Write each of the records out again exactly.

- - - - - - -

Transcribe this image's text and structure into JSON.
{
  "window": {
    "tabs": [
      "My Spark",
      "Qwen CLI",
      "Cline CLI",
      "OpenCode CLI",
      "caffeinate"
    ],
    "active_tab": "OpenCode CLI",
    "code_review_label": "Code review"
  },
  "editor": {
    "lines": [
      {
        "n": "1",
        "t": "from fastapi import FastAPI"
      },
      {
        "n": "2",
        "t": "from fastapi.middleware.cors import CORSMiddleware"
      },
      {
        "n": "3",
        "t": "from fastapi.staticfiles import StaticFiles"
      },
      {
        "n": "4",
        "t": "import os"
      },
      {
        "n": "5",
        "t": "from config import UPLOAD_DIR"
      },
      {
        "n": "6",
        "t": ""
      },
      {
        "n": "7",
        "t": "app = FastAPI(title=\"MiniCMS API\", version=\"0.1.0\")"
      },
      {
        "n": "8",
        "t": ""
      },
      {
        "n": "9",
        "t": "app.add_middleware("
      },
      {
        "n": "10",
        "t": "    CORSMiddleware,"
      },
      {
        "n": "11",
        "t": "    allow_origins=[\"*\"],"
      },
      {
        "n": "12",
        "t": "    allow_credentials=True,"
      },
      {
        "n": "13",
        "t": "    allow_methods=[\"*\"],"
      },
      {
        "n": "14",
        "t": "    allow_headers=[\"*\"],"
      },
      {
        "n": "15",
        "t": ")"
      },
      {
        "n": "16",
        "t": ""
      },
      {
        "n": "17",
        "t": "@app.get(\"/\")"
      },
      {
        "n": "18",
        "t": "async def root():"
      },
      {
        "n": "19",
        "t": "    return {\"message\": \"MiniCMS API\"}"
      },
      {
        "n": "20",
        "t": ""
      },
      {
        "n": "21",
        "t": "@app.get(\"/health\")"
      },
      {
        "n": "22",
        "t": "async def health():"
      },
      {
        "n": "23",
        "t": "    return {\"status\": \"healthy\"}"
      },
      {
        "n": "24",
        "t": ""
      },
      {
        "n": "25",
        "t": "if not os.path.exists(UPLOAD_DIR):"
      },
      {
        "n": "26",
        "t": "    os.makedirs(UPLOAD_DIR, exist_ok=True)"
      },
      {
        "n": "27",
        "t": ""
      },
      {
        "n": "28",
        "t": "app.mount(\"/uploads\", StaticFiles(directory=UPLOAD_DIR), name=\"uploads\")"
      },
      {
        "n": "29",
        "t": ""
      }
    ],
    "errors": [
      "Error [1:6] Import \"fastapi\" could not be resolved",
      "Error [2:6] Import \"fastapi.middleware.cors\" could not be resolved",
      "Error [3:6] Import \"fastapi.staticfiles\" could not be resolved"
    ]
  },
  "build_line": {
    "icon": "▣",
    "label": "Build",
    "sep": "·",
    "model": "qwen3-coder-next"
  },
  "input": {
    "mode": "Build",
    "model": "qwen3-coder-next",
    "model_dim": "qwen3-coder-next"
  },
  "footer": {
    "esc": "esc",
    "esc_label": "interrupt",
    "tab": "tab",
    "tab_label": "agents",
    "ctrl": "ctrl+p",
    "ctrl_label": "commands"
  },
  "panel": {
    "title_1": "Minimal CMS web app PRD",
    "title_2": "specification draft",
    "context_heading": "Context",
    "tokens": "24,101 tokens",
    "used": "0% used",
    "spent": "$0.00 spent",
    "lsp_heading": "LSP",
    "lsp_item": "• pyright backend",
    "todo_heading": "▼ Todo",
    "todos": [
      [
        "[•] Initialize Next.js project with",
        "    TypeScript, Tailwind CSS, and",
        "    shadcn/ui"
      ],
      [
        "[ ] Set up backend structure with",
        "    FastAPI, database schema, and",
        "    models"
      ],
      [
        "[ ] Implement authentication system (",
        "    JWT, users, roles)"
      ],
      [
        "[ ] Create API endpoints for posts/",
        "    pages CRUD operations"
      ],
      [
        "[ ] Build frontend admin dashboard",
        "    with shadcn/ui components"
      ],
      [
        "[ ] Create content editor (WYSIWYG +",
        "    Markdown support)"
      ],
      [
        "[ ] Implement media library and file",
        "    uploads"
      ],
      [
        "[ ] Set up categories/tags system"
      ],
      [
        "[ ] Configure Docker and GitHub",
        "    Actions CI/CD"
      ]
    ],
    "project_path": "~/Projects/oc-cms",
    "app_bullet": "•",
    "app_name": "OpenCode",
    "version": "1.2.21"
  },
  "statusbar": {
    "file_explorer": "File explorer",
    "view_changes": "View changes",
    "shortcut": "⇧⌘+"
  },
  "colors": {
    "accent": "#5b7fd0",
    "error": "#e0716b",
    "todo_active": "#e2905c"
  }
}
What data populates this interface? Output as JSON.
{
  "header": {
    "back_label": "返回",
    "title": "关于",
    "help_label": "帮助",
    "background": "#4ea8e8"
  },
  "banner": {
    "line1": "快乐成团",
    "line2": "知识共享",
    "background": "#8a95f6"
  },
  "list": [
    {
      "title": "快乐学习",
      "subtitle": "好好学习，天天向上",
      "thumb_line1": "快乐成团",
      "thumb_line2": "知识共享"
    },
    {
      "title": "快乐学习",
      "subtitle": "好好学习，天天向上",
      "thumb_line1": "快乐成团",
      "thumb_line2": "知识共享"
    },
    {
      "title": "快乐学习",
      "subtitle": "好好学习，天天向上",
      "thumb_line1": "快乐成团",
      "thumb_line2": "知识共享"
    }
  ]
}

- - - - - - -

◆ **Response area**:
Transcribe this image's text and structure into JSON.
{
  "window": {
    "tabs": [
      "My Spark",
      "Qwen CLI",
      "Cline CLI",
      "OpenCode CLI",
      "caffeinate"
    ],
    "active_tab": "OpenCode CLI",
    "code_review_label": "Code review"
  },
  "editor": {
    "lines": [
      {
        "n": "1",
        "t": "from fastapi import FastAPI"
      },
      {
        "n": "2",
        "t": "from fastapi.middleware.cors import CORSMiddleware"
      },
      {
        "n": "3",
        "t": "from fastapi.staticfiles import StaticFiles"
      },
      {
        "n": "4",
        "t": "import os"
      },
      {
        "n": "5",
        "t": "from config import UPLOAD_DIR"
      },
      {
        "n": "6",
        "t": ""
      },
      {
        "n": "7",
        "t": "app = FastAPI(title=\"MiniCMS API\", version=\"0.1.0\")"
      },
      {
        "n": "8",
        "t": ""
      },
      {
        "n": "9",
        "t": "app.add_middleware("
      },
      {
        "n": "10",
        "t": "    CORSMiddleware,"
      },
      {
        "n": "11",
        "t": "    allow_origins=[\"*\"],"
      },
      {
        "n": "12",
        "t": "    allow_credentials=True,"
      },
      {
        "n": "13",
        "t": "    allow_methods=[\"*\"],"
      },
      {
        "n": "14",
        "t": "    allow_headers=[\"*\"],"
      },
      {
        "n": "15",
        "t": ")"
      },
      {
        "n": "16",
        "t": ""
      },
      {
        "n": "17",
        "t": "@app.get(\"/\")"
      },
      {
        "n": "18",
        "t": "async def root():"
      },
      {
        "n": "19",
        "t": "    return {\"message\": \"MiniCMS API\"}"
      },
      {
        "n": "20",
        "t": ""
      },
      {
        "n": "21",
        "t": "@app.get(\"/health\")"
      },
      {
        "n": "22",
        "t": "async def health():"
      },
      {
        "n": "23",
        "t": "    return {\"status\": \"healthy\"}"
      },
      {
        "n": "24",
        "t": ""
      },
      {
        "n": "25",
        "t": "if not os.path.exists(UPLOAD_DIR):"
      },
      {
        "n": "26",
        "t": "    os.makedirs(UPLOAD_DIR, exist_ok=True)"
      },
      {
        "n": "27",
        "t": ""
      },
      {
        "n": "28",
        "t": "app.mount(\"/uploads\", StaticFiles(directory=UPLOAD_DIR), name=\"uploads\")"
      },
      {
        "n": "29",
        "t": ""
      }
    ],
    "errors": [
      "Error [1:6] Import \"fastapi\" could not be resolved",
      "Error [2:6] Import \"fastapi.middleware.cors\" could not be resolved",
      "Error [3:6] Import \"fastapi.staticfiles\" could not be resolved"
    ]
  },
  "build_line": {
    "icon": "▣",
    "label": "Build",
    "sep": "·",
    "model": "qwen3-coder-next"
  },
  "input": {
    "mode": "Build",
    "model": "qwen3-coder-next",
    "model_dim": "qwen3-coder-next"
  },
  "footer": {
    "esc": "esc",
    "esc_label": "interrupt",
    "tab": "tab",
    "tab_label": "agents",
    "ctrl": "ctrl+p",
    "ctrl_label": "commands"
  },
  "panel": {
    "title_1": "Minimal CMS web app PRD",
    "title_2": "specification draft",
    "context_heading": "Context",
    "tokens": "24,101 tokens",
    "used": "0% used",
    "spent": "$0.00 spent",
    "lsp_heading": "LSP",
    "lsp_item": "• pyright backend",
    "todo_heading": "▼ Todo",
    "todos": [
      [
        "[•] Initialize Next.js project with",
        "    TypeScript, Tailwind CSS, and",
        "    shadcn/ui"
      ],
      [
        "[ ] Set up backend structure with",
        "    FastAPI, database schema, and",
        "    models"
      ],
      [
        "[ ] Implement authentication system (",
        "    JWT, users, roles)"
      ],
      [
        "[ ] Create API endpoints for posts/",
        "    pages CRUD operations"
      ],
      [
        "[ ] Build frontend admin dashboard",
        "    with shadcn/ui components"
      ],
      [
        "[ ] Create content editor (WYSIWYG +",
        "    Markdown support)"
      ],
      [
        "[ ] Implement media library and file",
        "    uploads"
      ],
      [
        "[ ] Set up categories/tags system"
      ],
      [
        "[ ] Configure Docker and GitHub",
        "    Actions CI/CD"
      ]
    ],
    "project_path": "~/Projects/oc-cms",
    "app_bullet": "•",
    "app_name": "OpenCode",
    "version": "1.2.21"
  },
  "statusbar": {
    "file_explorer": "File explorer",
    "view_changes": "View changes",
    "shortcut": "⇧⌘+"
  },
  "colors": {
    "accent": "#5b7fd0",
    "error": "#e0716b",
    "todo_active": "#e2905c"
  }
}
What data populates this interface? Output as JSON.
{
  "header": {
    "back_label": "返回",
    "title": "关于",
    "help_label": "帮助",
    "background": "#4ea8e8"
  },
  "banner": {
    "line1": "快乐成团",
    "line2": "知识共享",
    "background": "#8a95f6"
  },
  "list": [
    {
      "title": "快乐学习",
      "subtitle": "好好学习，天天向上",
      "thumb_line1": "快乐成团",
      "thumb_line2": "知识共享"
    },
    {
      "title": "快乐学习",
      "subtitle": "好好学习，天天向上",
      "thumb_line1": "快乐成团",
      "thumb_line2": "知识共享"
    },
    {
      "title": "快乐学习",
      "subtitle": "好好学习，天天向上",
      "thumb_line1": "快乐成团",
      "thumb_line2": "知识共享"
    }
  ]
}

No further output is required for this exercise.